According to Saunders et al. (2005) in inductive approach theories flow automatically when conducting the data analysis. Data’s could be collected from both primary and secondary data sources with sample elements which are best suited for the author to significantly produce the desired and comparative result. The author then shall illustrate the qualitative and quantitative research methods and gives out reason out why the author has chosen the particular method. Limitations of research: The major limitation of the research is generalisability, whether the key findings be equally applicable in other areas of project management than project scheduling in networking analysis * Have to deal with experts and the suggestion cannot be dealt with common people * The comparative analysis is done only between event chain methodology, PERT, CPM and CCPM Secondary Data Source: (Data Analysis) Any data which is collected by someone else for a research aim which is different from the research purpose of the project in hand but used for the project is called secondary data (Morris, 2003; pp. 6). It is the information which is in published form or in not published form. The author use only published data and information collected from books and journal articles. Primary Data Source: (Data Analysis) Would be collected through observation, can be obtained by conducting interviews and by questionnaire methods. Method of Data Analysis: Data can be analysed through quantitative and qualitative methods. In qualitative method it can be analysed through semi structured interviews with the high level managers in Project management discipline and take uggestions from the experts from the industry sector through focus groups and compared data’s are presented. Quantitative approach can be analysed through questionnaire methods, where the questions are designed in different scales like likert scale, rate order scales.

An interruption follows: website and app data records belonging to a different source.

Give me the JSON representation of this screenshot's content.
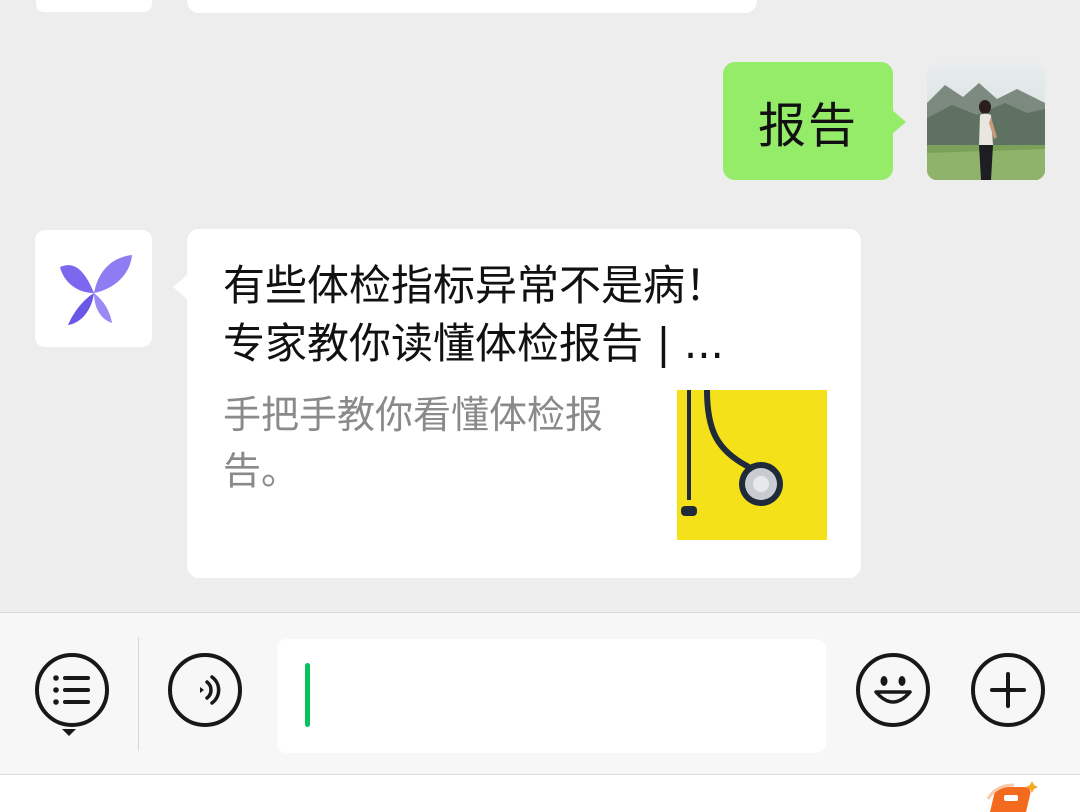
{
  "messages": {
    "outgoing": {
      "text": "报告"
    },
    "incoming": {
      "card_title": "有些体检指标异常不是病！专家教你读懂体检报告 | ...",
      "card_desc": "手把手教你看懂体检报告。"
    }
  },
  "input": {
    "value": ""
  },
  "icons": {
    "menu": "list-menu-icon",
    "voice": "voice-icon",
    "emoji": "emoji-icon",
    "plus": "plus-icon",
    "bot_avatar": "butterfly-logo-icon",
    "ime": "keyboard-ime-icon"
  },
  "colors": {
    "chat_background": "#ededed",
    "outgoing_bubble": "#95ec69",
    "incoming_bubble": "#ffffff",
    "cursor": "#07c160",
    "description_text": "#8a8a8a",
    "butterfly_logo": "#7b68ee",
    "thumbnail_background": "#f5e11a"
  }
}
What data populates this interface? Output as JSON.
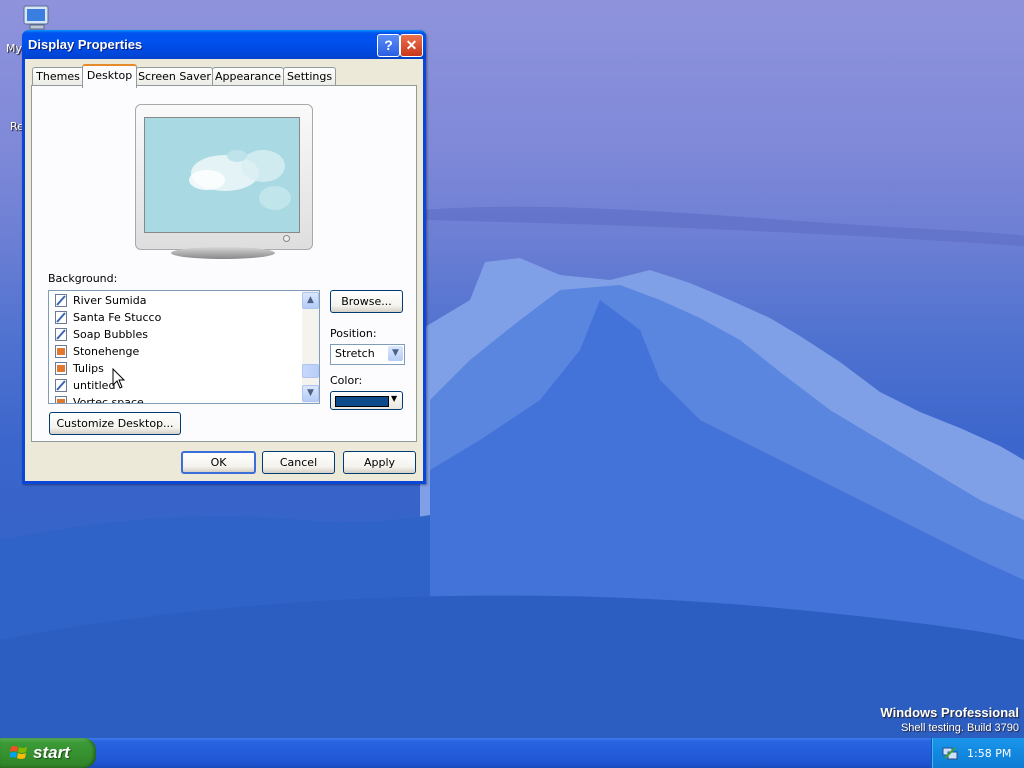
{
  "window": {
    "title": "Display Properties",
    "help_label": "?",
    "close_label": "✕"
  },
  "tabs": [
    {
      "label": "Themes"
    },
    {
      "label": "Desktop"
    },
    {
      "label": "Screen Saver"
    },
    {
      "label": "Appearance"
    },
    {
      "label": "Settings"
    }
  ],
  "active_tab": "Desktop",
  "desktop_tab": {
    "background_label": "Background:",
    "background_items": [
      {
        "label": "River Sumida",
        "icon": "bitmap-file-icon"
      },
      {
        "label": "Santa Fe Stucco",
        "icon": "bitmap-file-icon"
      },
      {
        "label": "Soap Bubbles",
        "icon": "bitmap-file-icon"
      },
      {
        "label": "Stonehenge",
        "icon": "jpeg-image-icon"
      },
      {
        "label": "Tulips",
        "icon": "jpeg-image-icon"
      },
      {
        "label": "untitled",
        "icon": "bitmap-file-icon"
      },
      {
        "label": "Vortec space",
        "icon": "jpeg-image-icon"
      }
    ],
    "scroll_up_label": "▲",
    "scroll_down_label": "▼",
    "browse_label": "Browse...",
    "position_label": "Position:",
    "position_value": "Stretch",
    "position_arrow": "▼",
    "color_label": "Color:",
    "color_value": "#0c4a8c",
    "color_arrow": "▼",
    "customize_label": "Customize Desktop..."
  },
  "buttons": {
    "ok": "OK",
    "cancel": "Cancel",
    "apply": "Apply"
  },
  "desktop": {
    "icons": [
      {
        "label": "My",
        "icon": "my-computer-icon"
      },
      {
        "label": "Re",
        "icon": "recycle-bin-icon"
      }
    ],
    "watermark_line1": "Windows Professional",
    "watermark_line2": "Shell testing. Build 3790"
  },
  "taskbar": {
    "start_label": "start",
    "clock": "1:58 PM",
    "tray_icon": "network-tray-icon"
  },
  "colors": {
    "titlebar": "#0050ee",
    "dialog_face": "#ece9d8",
    "start_green": "#3c9a37",
    "taskbar_blue": "#245ddb"
  }
}
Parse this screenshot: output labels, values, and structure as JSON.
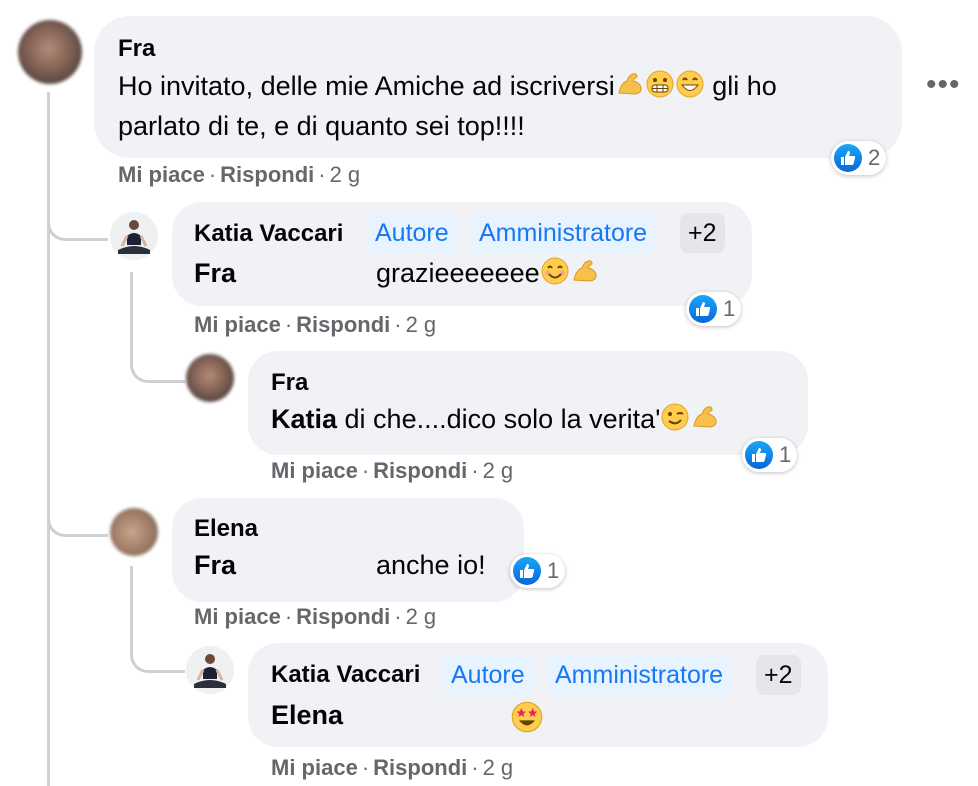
{
  "comments": [
    {
      "author": "Fra",
      "text": "Ho invitato, delle mie Amiche ad iscriversi",
      "text_after_emoji": "gli ho",
      "text_line2": "parlato di te, e di quanto sei top!!!!",
      "emojis": [
        "flexed-biceps-emoji",
        "grimacing-emoji",
        "grinning-emoji"
      ],
      "actions": {
        "like": "Mi piace",
        "reply": "Rispondi",
        "time": "2 g"
      },
      "reactions": "2"
    },
    {
      "author": "Katia Vaccari",
      "badges": [
        "Autore",
        "Amministratore",
        "+2"
      ],
      "mention": "Fra",
      "text": "grazieeeeeee",
      "emojis": [
        "smiling-emoji",
        "flexed-biceps-emoji"
      ],
      "actions": {
        "like": "Mi piace",
        "reply": "Rispondi",
        "time": "2 g"
      },
      "reactions": "1"
    },
    {
      "author": "Fra",
      "mention": "Katia",
      "text": " di che....dico solo la verita'",
      "emojis": [
        "winking-emoji",
        "flexed-biceps-emoji"
      ],
      "actions": {
        "like": "Mi piace",
        "reply": "Rispondi",
        "time": "2 g"
      },
      "reactions": "1"
    },
    {
      "author": "Elena",
      "mention": "Fra",
      "text": "anche io!",
      "actions": {
        "like": "Mi piace",
        "reply": "Rispondi",
        "time": "2 g"
      },
      "reactions": "1"
    },
    {
      "author": "Katia Vaccari",
      "badges": [
        "Autore",
        "Amministratore",
        "+2"
      ],
      "mention": "Elena",
      "emojis": [
        "star-struck-emoji"
      ],
      "actions": {
        "like": "Mi piace",
        "reply": "Rispondi",
        "time": "2 g"
      }
    }
  ],
  "separator": "·",
  "more_options_icon": "more-horizontal-icon",
  "colors": {
    "accent": "#1877f2",
    "bubble": "#f0f2f5",
    "secondary_text": "#65676b",
    "badge_bg": "#e7f3ff"
  }
}
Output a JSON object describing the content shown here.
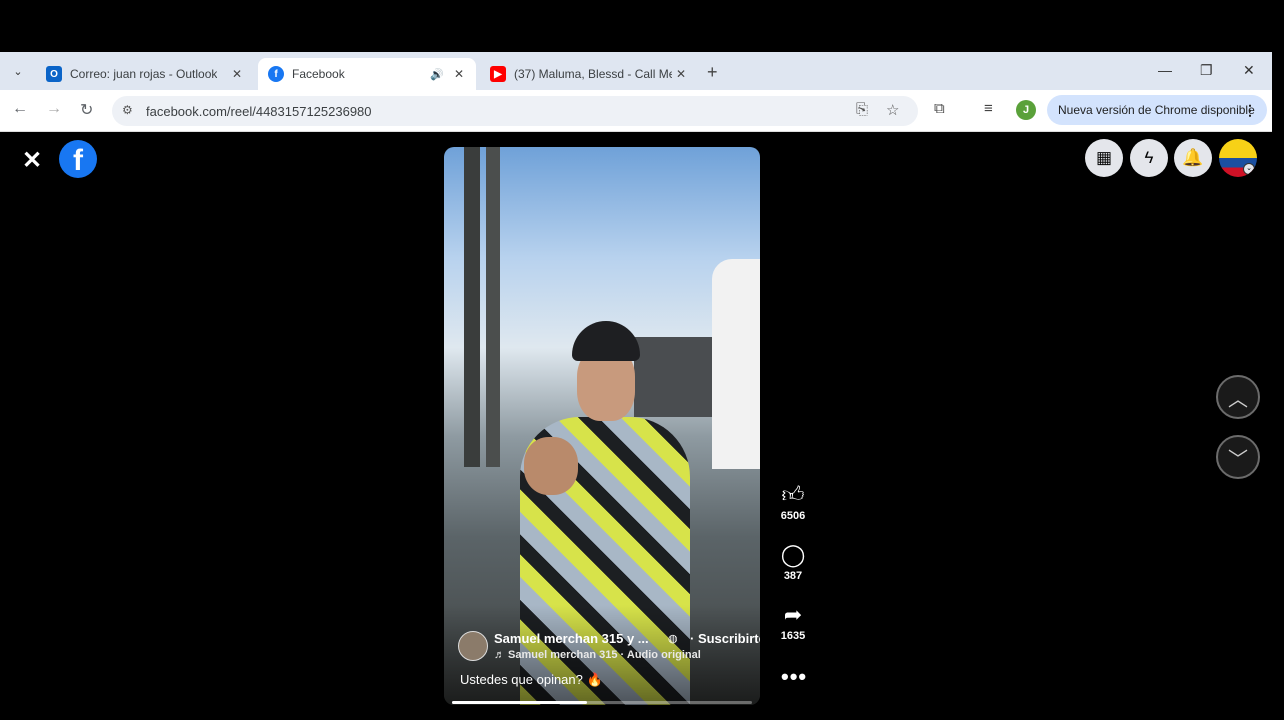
{
  "browser": {
    "tabs": [
      {
        "title": "Correo: juan rojas - Outlook",
        "icon": "outlook-icon"
      },
      {
        "title": "Facebook",
        "icon": "facebook-icon",
        "active": true
      },
      {
        "title": "(37) Maluma, Blessd - Call Me (",
        "icon": "youtube-icon"
      }
    ],
    "url": "facebook.com/reel/4483157125236980",
    "update_label": "Nueva versión de Chrome disponible",
    "profile_initial": "J",
    "colors": {
      "tabstrip": "#dfe6f1",
      "update_pill": "#d3e3fd",
      "facebook_blue": "#1877f2"
    }
  },
  "reel": {
    "author": "Samuel merchan 315 y ...",
    "subscribe_label": "· Suscribirte",
    "audio": "♬ Samuel merchan 315 · Audio original",
    "caption": "Ustedes que opinan?",
    "progress_percent": 45,
    "likes": "6506",
    "comments": "387",
    "shares": "1635"
  }
}
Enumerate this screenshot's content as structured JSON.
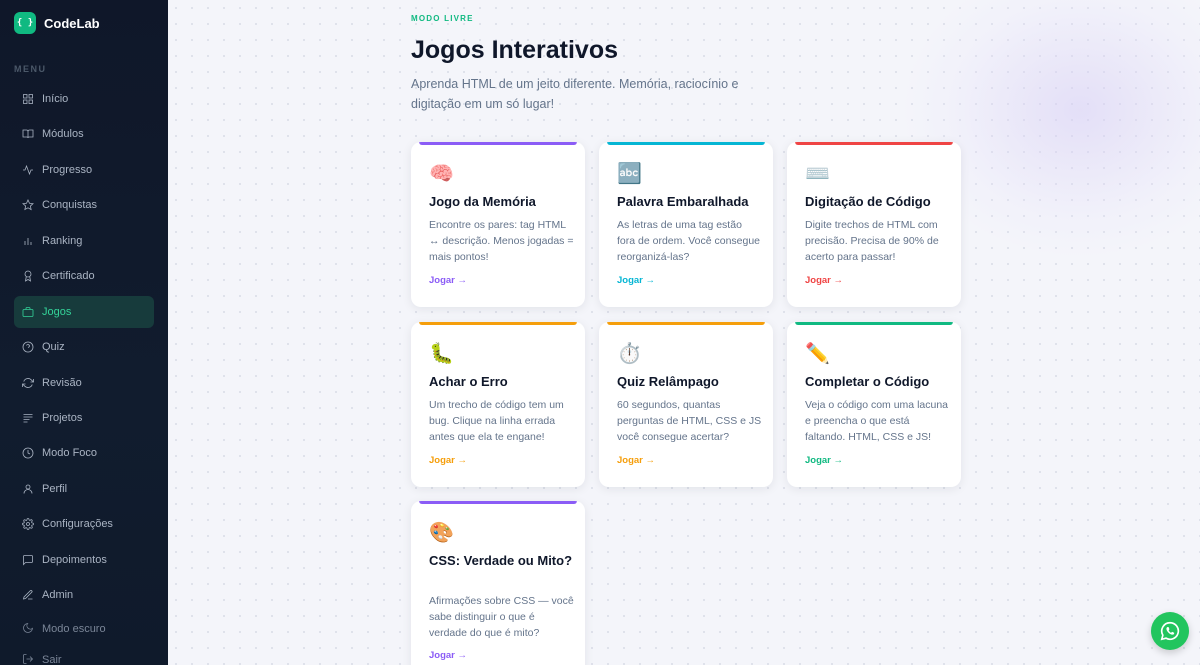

Questions vary from open to closed end questions based on author’s point of view Benefits of the Study 1. Project managers can refer this study to understand the networking analysis in Project scheduling 2. This research helps the project management professionals to understand the various aspects in developing a project schedule . This study also serves the benefit to analyse the uncertainty and risks involved during the scheduling process 4. This research gives an insight of project activity (task), which shows a way to prepare project schedule of any size. 5. This research studies the next advance new project scheduling beyond CPM, PERT and CCPM known as Event chain methodology Dissertation Time Plan (what are the key times) S. No. ActivityAugust 2008September 2008October 2008 1Rationale for the Study? 2Literature review? 3Research design? 4Choice of methodology? Data sources? 6Data collection? 7Data analysis? 8Writing up draft? 9Editing? 10Final document? 11Binding of document? REFERENCES Kerzner, H. (2001) Project Management ??? A Systems approach to planning, scheduling and controlling, 7th Edition, New Jersey: John Wiley & Sons Lewis, J. P. (2001) Project Planning Scheduling & Control ??? A Hands- on Guide to Bringing projects in on time and on budget, 3rd Edition, New York: McGraw Hill Nicholas, J. M. & Steyn, H. (2008) Project Management for business, Engineering and Technology, Butterworth-Heinemann
Ronen (2005) The Theory of constraints, IOS Press Virine, L. & Trumper, M. (2007) Project decisions: The art and Science, Management concepts Gray, D. E. (2004) Doing Research in Real World, London, SAGE Publications Cohen, L. , Manion, L. and Morrison, K. (2005) Research Methods in Education, 5th Edition, London: RouHedgeFalmer Morris; C. (2003) “Quantitative Approaches in Business Studies”, Sixth Edition, page 42, Pitman Publishing Intraver Institute (N. D) Event Chain Methodology Overview [online] from http://www. Intaver. com/